§ **Study material**:
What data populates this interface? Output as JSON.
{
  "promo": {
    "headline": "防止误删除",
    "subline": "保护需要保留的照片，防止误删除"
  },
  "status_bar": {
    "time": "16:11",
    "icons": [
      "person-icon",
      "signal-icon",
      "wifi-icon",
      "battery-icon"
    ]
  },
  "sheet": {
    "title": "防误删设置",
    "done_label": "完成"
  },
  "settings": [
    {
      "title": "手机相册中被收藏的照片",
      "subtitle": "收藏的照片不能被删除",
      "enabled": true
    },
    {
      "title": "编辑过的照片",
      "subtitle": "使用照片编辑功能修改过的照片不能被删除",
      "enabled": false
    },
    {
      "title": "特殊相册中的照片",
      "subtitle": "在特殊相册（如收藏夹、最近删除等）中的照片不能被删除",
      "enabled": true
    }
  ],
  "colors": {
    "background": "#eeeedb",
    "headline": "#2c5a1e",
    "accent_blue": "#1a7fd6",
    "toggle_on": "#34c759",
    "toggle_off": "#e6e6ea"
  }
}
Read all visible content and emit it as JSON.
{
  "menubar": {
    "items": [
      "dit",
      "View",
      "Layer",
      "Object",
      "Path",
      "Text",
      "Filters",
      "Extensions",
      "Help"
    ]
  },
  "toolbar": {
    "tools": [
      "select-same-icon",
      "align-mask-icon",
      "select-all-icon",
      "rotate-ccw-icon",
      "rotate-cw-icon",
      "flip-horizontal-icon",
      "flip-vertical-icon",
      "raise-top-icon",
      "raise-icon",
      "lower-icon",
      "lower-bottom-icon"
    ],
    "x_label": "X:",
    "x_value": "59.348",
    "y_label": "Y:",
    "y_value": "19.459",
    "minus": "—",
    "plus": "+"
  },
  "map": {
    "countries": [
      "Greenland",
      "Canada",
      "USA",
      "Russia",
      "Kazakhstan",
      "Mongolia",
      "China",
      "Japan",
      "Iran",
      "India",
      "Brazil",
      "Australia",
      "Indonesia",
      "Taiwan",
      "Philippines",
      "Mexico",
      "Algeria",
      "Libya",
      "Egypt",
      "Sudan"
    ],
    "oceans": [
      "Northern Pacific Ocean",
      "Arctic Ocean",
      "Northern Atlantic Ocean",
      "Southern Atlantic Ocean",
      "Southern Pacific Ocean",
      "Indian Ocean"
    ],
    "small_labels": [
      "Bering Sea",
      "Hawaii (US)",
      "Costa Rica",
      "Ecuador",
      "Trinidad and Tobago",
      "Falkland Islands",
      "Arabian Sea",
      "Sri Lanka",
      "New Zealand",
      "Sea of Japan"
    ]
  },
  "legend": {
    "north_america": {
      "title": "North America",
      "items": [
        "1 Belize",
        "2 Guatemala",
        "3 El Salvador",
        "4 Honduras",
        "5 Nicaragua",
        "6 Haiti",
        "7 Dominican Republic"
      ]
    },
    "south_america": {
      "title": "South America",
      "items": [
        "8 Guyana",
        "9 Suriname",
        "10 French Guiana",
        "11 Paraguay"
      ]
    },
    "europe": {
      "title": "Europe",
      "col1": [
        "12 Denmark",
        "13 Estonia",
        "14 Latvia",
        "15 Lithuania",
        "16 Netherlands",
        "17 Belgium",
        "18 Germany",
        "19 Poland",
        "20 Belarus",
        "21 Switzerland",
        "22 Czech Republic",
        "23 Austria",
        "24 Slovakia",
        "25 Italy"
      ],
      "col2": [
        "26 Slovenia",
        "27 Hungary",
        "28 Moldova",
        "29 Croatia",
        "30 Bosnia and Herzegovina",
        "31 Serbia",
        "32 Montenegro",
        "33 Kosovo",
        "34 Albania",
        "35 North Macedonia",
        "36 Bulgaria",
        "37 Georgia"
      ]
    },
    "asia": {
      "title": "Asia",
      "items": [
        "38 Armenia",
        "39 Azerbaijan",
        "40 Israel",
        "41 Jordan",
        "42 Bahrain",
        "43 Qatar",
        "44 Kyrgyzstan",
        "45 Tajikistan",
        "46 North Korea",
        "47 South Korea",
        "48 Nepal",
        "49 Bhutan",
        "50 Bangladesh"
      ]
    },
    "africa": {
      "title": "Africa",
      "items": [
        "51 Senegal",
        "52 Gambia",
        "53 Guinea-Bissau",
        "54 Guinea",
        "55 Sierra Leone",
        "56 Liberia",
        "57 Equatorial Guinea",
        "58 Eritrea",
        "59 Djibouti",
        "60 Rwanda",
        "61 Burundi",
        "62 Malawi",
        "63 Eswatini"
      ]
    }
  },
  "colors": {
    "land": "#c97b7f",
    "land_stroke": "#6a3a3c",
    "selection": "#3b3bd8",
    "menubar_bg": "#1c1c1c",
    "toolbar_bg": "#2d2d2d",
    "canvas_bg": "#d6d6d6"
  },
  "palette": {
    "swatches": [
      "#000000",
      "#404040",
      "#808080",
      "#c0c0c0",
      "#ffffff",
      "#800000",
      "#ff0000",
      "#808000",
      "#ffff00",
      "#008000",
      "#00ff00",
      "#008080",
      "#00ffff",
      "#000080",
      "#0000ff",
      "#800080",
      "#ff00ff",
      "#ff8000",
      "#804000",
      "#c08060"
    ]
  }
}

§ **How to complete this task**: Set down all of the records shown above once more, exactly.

§ **Answer to the exercise**:
What data populates this interface? Output as JSON.
{
  "promo": {
    "headline": "防止误删除",
    "subline": "保护需要保留的照片，防止误删除"
  },
  "status_bar": {
    "time": "16:11",
    "icons": [
      "person-icon",
      "signal-icon",
      "wifi-icon",
      "battery-icon"
    ]
  },
  "sheet": {
    "title": "防误删设置",
    "done_label": "完成"
  },
  "settings": [
    {
      "title": "手机相册中被收藏的照片",
      "subtitle": "收藏的照片不能被删除",
      "enabled": true
    },
    {
      "title": "编辑过的照片",
      "subtitle": "使用照片编辑功能修改过的照片不能被删除",
      "enabled": false
    },
    {
      "title": "特殊相册中的照片",
      "subtitle": "在特殊相册（如收藏夹、最近删除等）中的照片不能被删除",
      "enabled": true
    }
  ],
  "colors": {
    "background": "#eeeedb",
    "headline": "#2c5a1e",
    "accent_blue": "#1a7fd6",
    "toggle_on": "#34c759",
    "toggle_off": "#e6e6ea"
  }
}
Read all visible content and emit it as JSON.
{
  "menubar": {
    "items": [
      "dit",
      "View",
      "Layer",
      "Object",
      "Path",
      "Text",
      "Filters",
      "Extensions",
      "Help"
    ]
  },
  "toolbar": {
    "tools": [
      "select-same-icon",
      "align-mask-icon",
      "select-all-icon",
      "rotate-ccw-icon",
      "rotate-cw-icon",
      "flip-horizontal-icon",
      "flip-vertical-icon",
      "raise-top-icon",
      "raise-icon",
      "lower-icon",
      "lower-bottom-icon"
    ],
    "x_label": "X:",
    "x_value": "59.348",
    "y_label": "Y:",
    "y_value": "19.459",
    "minus": "—",
    "plus": "+"
  },
  "map": {
    "countries": [
      "Greenland",
      "Canada",
      "USA",
      "Russia",
      "Kazakhstan",
      "Mongolia",
      "China",
      "Japan",
      "Iran",
      "India",
      "Brazil",
      "Australia",
      "Indonesia",
      "Taiwan",
      "Philippines",
      "Mexico",
      "Algeria",
      "Libya",
      "Egypt",
      "Sudan"
    ],
    "oceans": [
      "Northern Pacific Ocean",
      "Arctic Ocean",
      "Northern Atlantic Ocean",
      "Southern Atlantic Ocean",
      "Southern Pacific Ocean",
      "Indian Ocean"
    ],
    "small_labels": [
      "Bering Sea",
      "Hawaii (US)",
      "Costa Rica",
      "Ecuador",
      "Trinidad and Tobago",
      "Falkland Islands",
      "Arabian Sea",
      "Sri Lanka",
      "New Zealand",
      "Sea of Japan"
    ]
  },
  "legend": {
    "north_america": {
      "title": "North America",
      "items": [
        "1 Belize",
        "2 Guatemala",
        "3 El Salvador",
        "4 Honduras",
        "5 Nicaragua",
        "6 Haiti",
        "7 Dominican Republic"
      ]
    },
    "south_america": {
      "title": "South America",
      "items": [
        "8 Guyana",
        "9 Suriname",
        "10 French Guiana",
        "11 Paraguay"
      ]
    },
    "europe": {
      "title": "Europe",
      "col1": [
        "12 Denmark",
        "13 Estonia",
        "14 Latvia",
        "15 Lithuania",
        "16 Netherlands",
        "17 Belgium",
        "18 Germany",
        "19 Poland",
        "20 Belarus",
        "21 Switzerland",
        "22 Czech Republic",
        "23 Austria",
        "24 Slovakia",
        "25 Italy"
      ],
      "col2": [
        "26 Slovenia",
        "27 Hungary",
        "28 Moldova",
        "29 Croatia",
        "30 Bosnia and Herzegovina",
        "31 Serbia",
        "32 Montenegro",
        "33 Kosovo",
        "34 Albania",
        "35 North Macedonia",
        "36 Bulgaria",
        "37 Georgia"
      ]
    },
    "asia": {
      "title": "Asia",
      "items": [
        "38 Armenia",
        "39 Azerbaijan",
        "40 Israel",
        "41 Jordan",
        "42 Bahrain",
        "43 Qatar",
        "44 Kyrgyzstan",
        "45 Tajikistan",
        "46 North Korea",
        "47 South Korea",
        "48 Nepal",
        "49 Bhutan",
        "50 Bangladesh"
      ]
    },
    "africa": {
      "title": "Africa",
      "items": [
        "51 Senegal",
        "52 Gambia",
        "53 Guinea-Bissau",
        "54 Guinea",
        "55 Sierra Leone",
        "56 Liberia",
        "57 Equatorial Guinea",
        "58 Eritrea",
        "59 Djibouti",
        "60 Rwanda",
        "61 Burundi",
        "62 Malawi",
        "63 Eswatini"
      ]
    }
  },
  "colors": {
    "land": "#c97b7f",
    "land_stroke": "#6a3a3c",
    "selection": "#3b3bd8",
    "menubar_bg": "#1c1c1c",
    "toolbar_bg": "#2d2d2d",
    "canvas_bg": "#d6d6d6"
  },
  "palette": {
    "swatches": [
      "#000000",
      "#404040",
      "#808080",
      "#c0c0c0",
      "#ffffff",
      "#800000",
      "#ff0000",
      "#808000",
      "#ffff00",
      "#008000",
      "#00ff00",
      "#008080",
      "#00ffff",
      "#000080",
      "#0000ff",
      "#800080",
      "#ff00ff",
      "#ff8000",
      "#804000",
      "#c08060"
    ]
  }
}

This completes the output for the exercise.